Work item — Repeat the data exactly, leaving out any image.

Web page and app entries —
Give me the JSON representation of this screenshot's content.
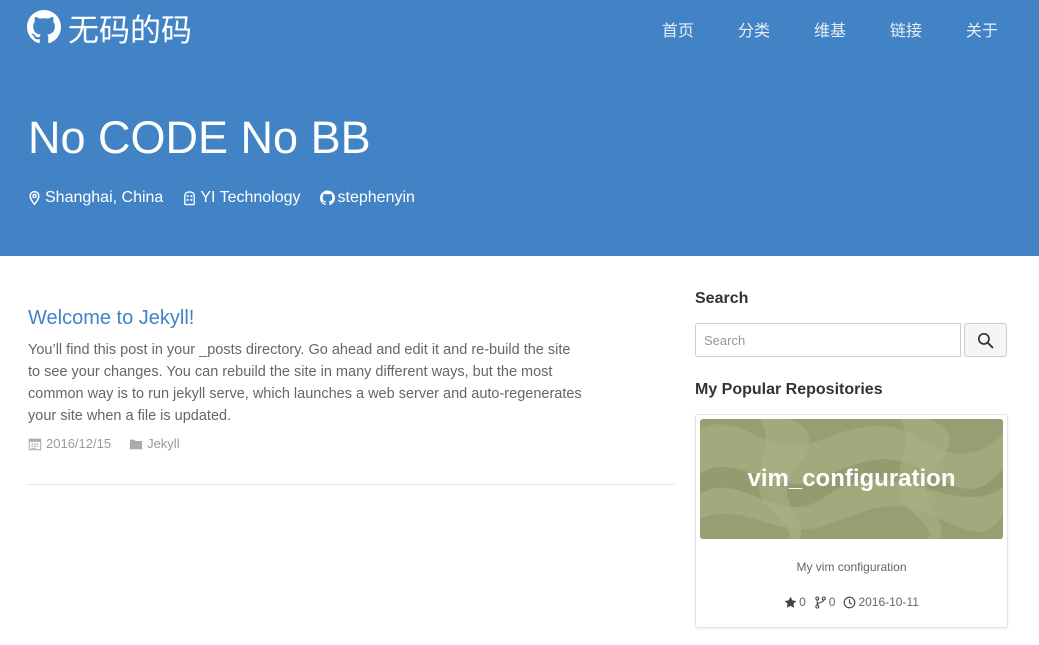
{
  "brand": {
    "name": "无码的码",
    "icon": "github-icon"
  },
  "nav": {
    "items": [
      "首页",
      "分类",
      "维基",
      "链接",
      "关于"
    ]
  },
  "hero": {
    "title": "No CODE No BB",
    "location": "Shanghai, China",
    "company": "YI Technology",
    "github_user": "stephenyin"
  },
  "post": {
    "title": "Welcome to Jekyll!",
    "excerpt": "You’ll find this post in your _posts directory. Go ahead and edit it and re-build the site to see your changes. You can rebuild the site in many different ways, but the most common way is to run jekyll serve, which launches a web server and auto-regenerates your site when a file is updated.",
    "date": "2016/12/15",
    "category": "Jekyll"
  },
  "sidebar": {
    "search_heading": "Search",
    "search_placeholder": "Search",
    "repos_heading": "My Popular Repositories",
    "repo": {
      "name": "vim_configuration",
      "description": "My vim configuration",
      "stars": "0",
      "forks": "0",
      "updated": "2016-10-11"
    }
  },
  "colors": {
    "header_bg": "#4183c4",
    "link": "#4183c4",
    "repo_banner": "#a3a87d"
  }
}
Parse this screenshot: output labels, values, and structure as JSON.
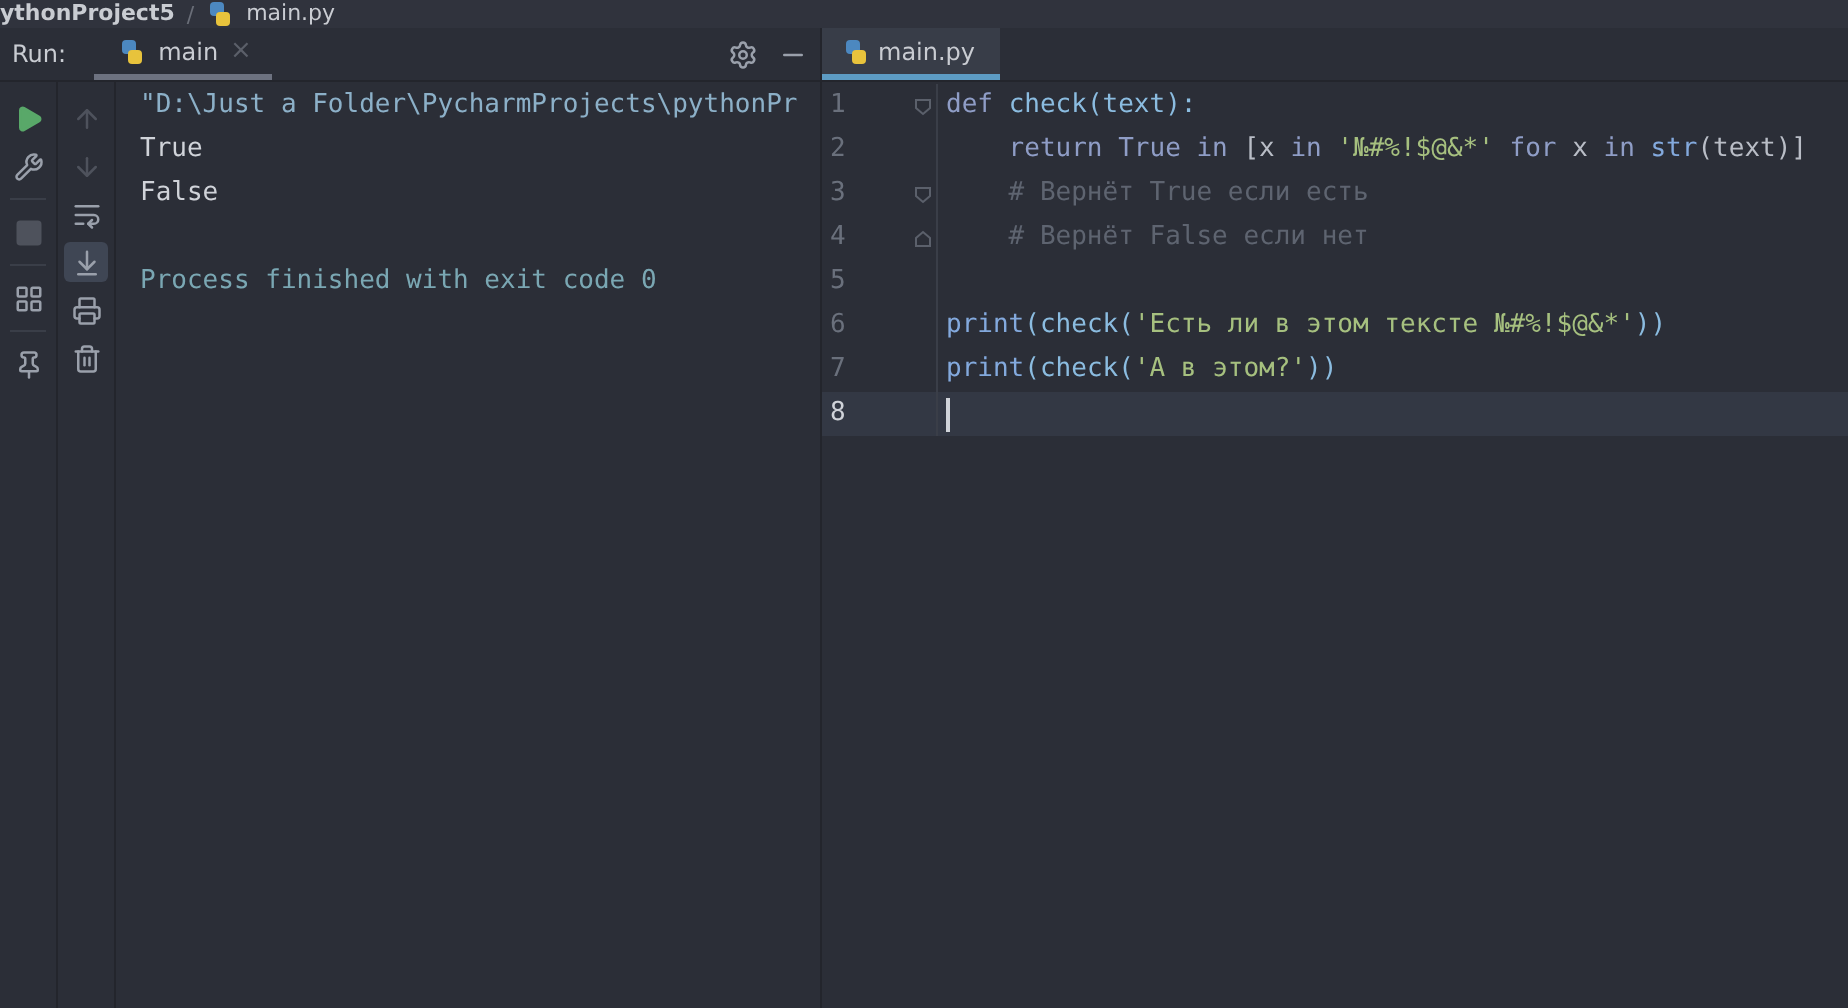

Your response —
Give me the JSON representation of this screenshot's content.
{
  "brand": {
    "name": "无码的码",
    "icon": "github-icon"
  },
  "nav": {
    "items": [
      "首页",
      "分类",
      "维基",
      "链接",
      "关于"
    ]
  },
  "hero": {
    "title": "No CODE No BB",
    "location": "Shanghai, China",
    "company": "YI Technology",
    "github_user": "stephenyin"
  },
  "post": {
    "title": "Welcome to Jekyll!",
    "excerpt": "You’ll find this post in your _posts directory. Go ahead and edit it and re-build the site to see your changes. You can rebuild the site in many different ways, but the most common way is to run jekyll serve, which launches a web server and auto-regenerates your site when a file is updated.",
    "date": "2016/12/15",
    "category": "Jekyll"
  },
  "sidebar": {
    "search_heading": "Search",
    "search_placeholder": "Search",
    "repos_heading": "My Popular Repositories",
    "repo": {
      "name": "vim_configuration",
      "description": "My vim configuration",
      "stars": "0",
      "forks": "0",
      "updated": "2016-10-11"
    }
  },
  "colors": {
    "header_bg": "#4183c4",
    "link": "#4183c4",
    "repo_banner": "#a3a87d"
  }
}
Parse this screenshot: output labels, values, and structure as JSON.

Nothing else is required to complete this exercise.